Excavations at Little Spanish Fort led an archaeologist working with the Forest Service to conclude in 1993 that the three sites could not be assigned a single conclusive date,[2]:217 due to the presence of cultural material as old as the Archaic period and as recent as the Mississippian period. However, the study suggested that the enclosure itself was constructed during the early portion of the Middle Woodland period; the site has yielded pottery with characteristics that appear to have been created as local peoples' culture was changing from Tchefuncte to Marksville.[2]:199 Radiocarbon dating shows that the Little Spanish Fort, which also was built during the Marksville period, was constructed approximately 2110 BP (160 BC) — despite their names, the earthwork sites were built long before the first Spanish presence in the region.[2]:214 Archaeologists have disputed the reasons for building the Spanish Fort and the other nearby earthworks: some hold that their circular or semicircular shape represented a method for humans to contain the vast cosmos, while others argue that the process of construction was their builders' method of joining in the cosmos. Scholars are agreed that the Spanish Fort Site and similar sites were ceremonial locations, rather than fortifications.[2]:217


In 1988, about 18 acres (7.3 ha) of the Spanish Fort Site were listed on the National Register of Historic Places, due to the site's archaeological significance.
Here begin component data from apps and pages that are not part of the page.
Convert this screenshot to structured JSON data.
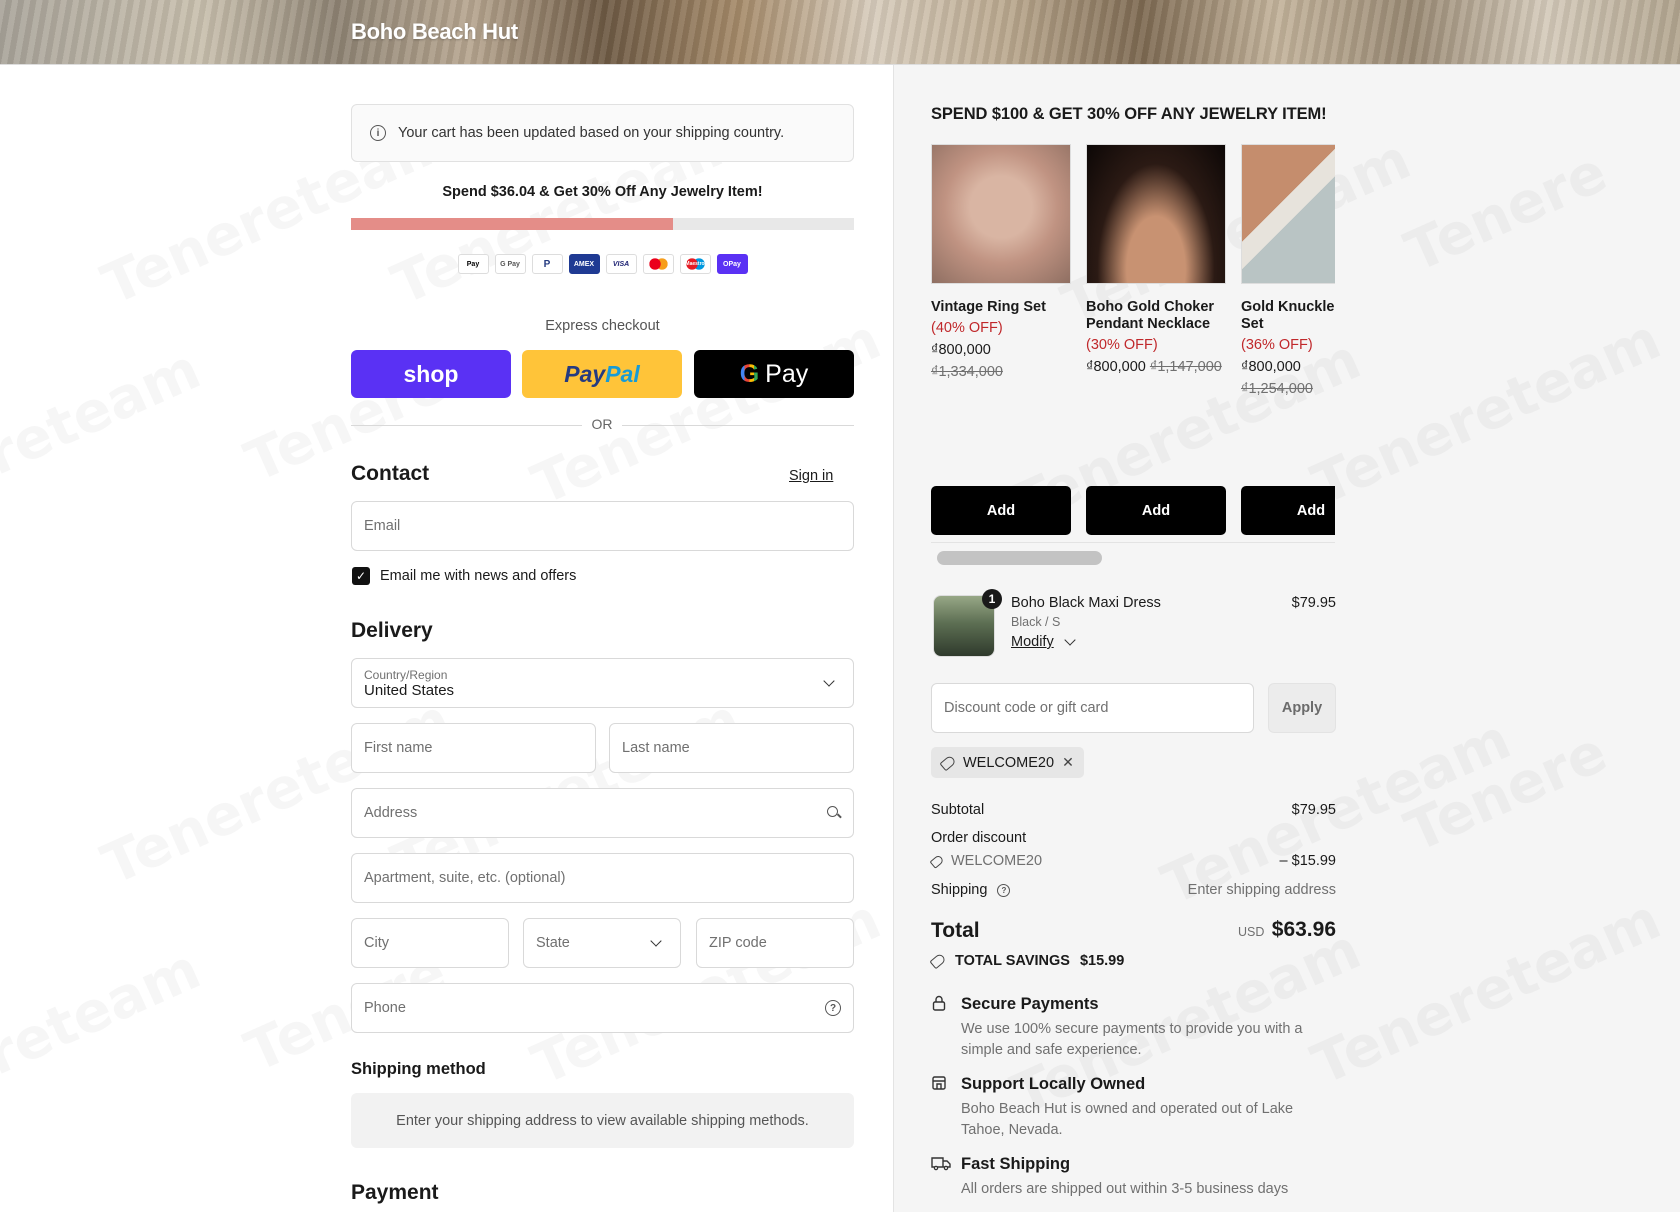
{
  "header": {
    "brand": "Boho Beach Hut"
  },
  "notice": {
    "text": "Your cart has been updated based on your shipping country."
  },
  "promo": {
    "text": "Spend $36.04 & Get 30% Off Any Jewelry Item!",
    "progress": 0.64
  },
  "payment_icons": [
    {
      "name": "apple-pay-icon",
      "label": "Pay"
    },
    {
      "name": "google-pay-icon",
      "label": "G Pay"
    },
    {
      "name": "paypal-icon",
      "label": "P"
    },
    {
      "name": "amex-icon",
      "label": "AMEX"
    },
    {
      "name": "visa-icon",
      "label": "VISA"
    },
    {
      "name": "mastercard-icon",
      "label": ""
    },
    {
      "name": "maestro-icon",
      "label": "Maestro"
    },
    {
      "name": "shop-pay-icon",
      "label": "OPay"
    }
  ],
  "express": {
    "label": "Express checkout",
    "shop": "shop",
    "paypal_a": "Pay",
    "paypal_b": "Pal",
    "gpay_g": "G",
    "gpay_text": "Pay"
  },
  "or_text": "OR",
  "contact": {
    "title": "Contact",
    "sign_in": "Sign in",
    "email_placeholder": "Email",
    "newsletter_label": "Email me with news and offers"
  },
  "delivery": {
    "title": "Delivery",
    "country_label": "Country/Region",
    "country_value": "United States",
    "first_name": "First name",
    "last_name": "Last name",
    "address": "Address",
    "apartment": "Apartment, suite, etc. (optional)",
    "city": "City",
    "state": "State",
    "zip": "ZIP code",
    "phone": "Phone"
  },
  "shipping_method": {
    "title": "Shipping method",
    "note": "Enter your shipping address to view available shipping methods."
  },
  "payment": {
    "title": "Payment"
  },
  "upsell": {
    "title": "SPEND $100 & GET 30% OFF ANY JEWELRY ITEM!",
    "items": [
      {
        "name": "Vintage Ring Set",
        "off": "(40% OFF)",
        "price": "₫800,000",
        "orig": "₫1,334,000",
        "add": "Add"
      },
      {
        "name": "Boho Gold Choker Pendant Necklace",
        "off": "(30% OFF)",
        "price": "₫800,000",
        "orig": "₫1,147,000",
        "add": "Add"
      },
      {
        "name": "Gold Knuckle Ring Set",
        "off": "(36% OFF)",
        "price": "₫800,000",
        "orig": "₫1,254,000",
        "add": "Add"
      }
    ]
  },
  "cart_item": {
    "qty": "1",
    "name": "Boho Black Maxi Dress",
    "variant": "Black / S",
    "modify": "Modify",
    "price": "$79.95"
  },
  "discount": {
    "placeholder": "Discount code or gift card",
    "apply": "Apply",
    "code": "WELCOME20",
    "remove": "✕"
  },
  "summary": {
    "subtotal_label": "Subtotal",
    "subtotal_value": "$79.95",
    "order_discount_label": "Order discount",
    "discount_code": "WELCOME20",
    "discount_value": "– $15.99",
    "shipping_label": "Shipping",
    "shipping_value": "Enter shipping address",
    "total_label": "Total",
    "currency": "USD",
    "total_value": "$63.96",
    "savings_label": "TOTAL SAVINGS",
    "savings_value": "$15.99"
  },
  "trust": [
    {
      "title": "Secure Payments",
      "desc": "We use 100% secure payments to provide you with a simple and safe experience."
    },
    {
      "title": "Support Locally Owned",
      "desc": "Boho Beach Hut is owned and operated out of Lake Tahoe, Nevada."
    },
    {
      "title": "Fast Shipping",
      "desc": "All orders are shipped out within 3-5 business days"
    }
  ],
  "colors": {
    "accent": "#5a31f4",
    "progress": "#e48d88",
    "sale": "#c0282b"
  }
}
Spanish Fort is one of five Sharkey County sites on the National Register, along with Leist A, the Rolling Fork Mounds, the Savory Site, and the Cary Site. The Little Spanish Fort is not listed on the National Register.[1]


Further reading[edit]

  • Moore, Clarence B. "Certain Mounds of Arkansas and Mississippi". Journal of the Academy of Natural Sciences of Philadelphia 13 (1908): 480-605.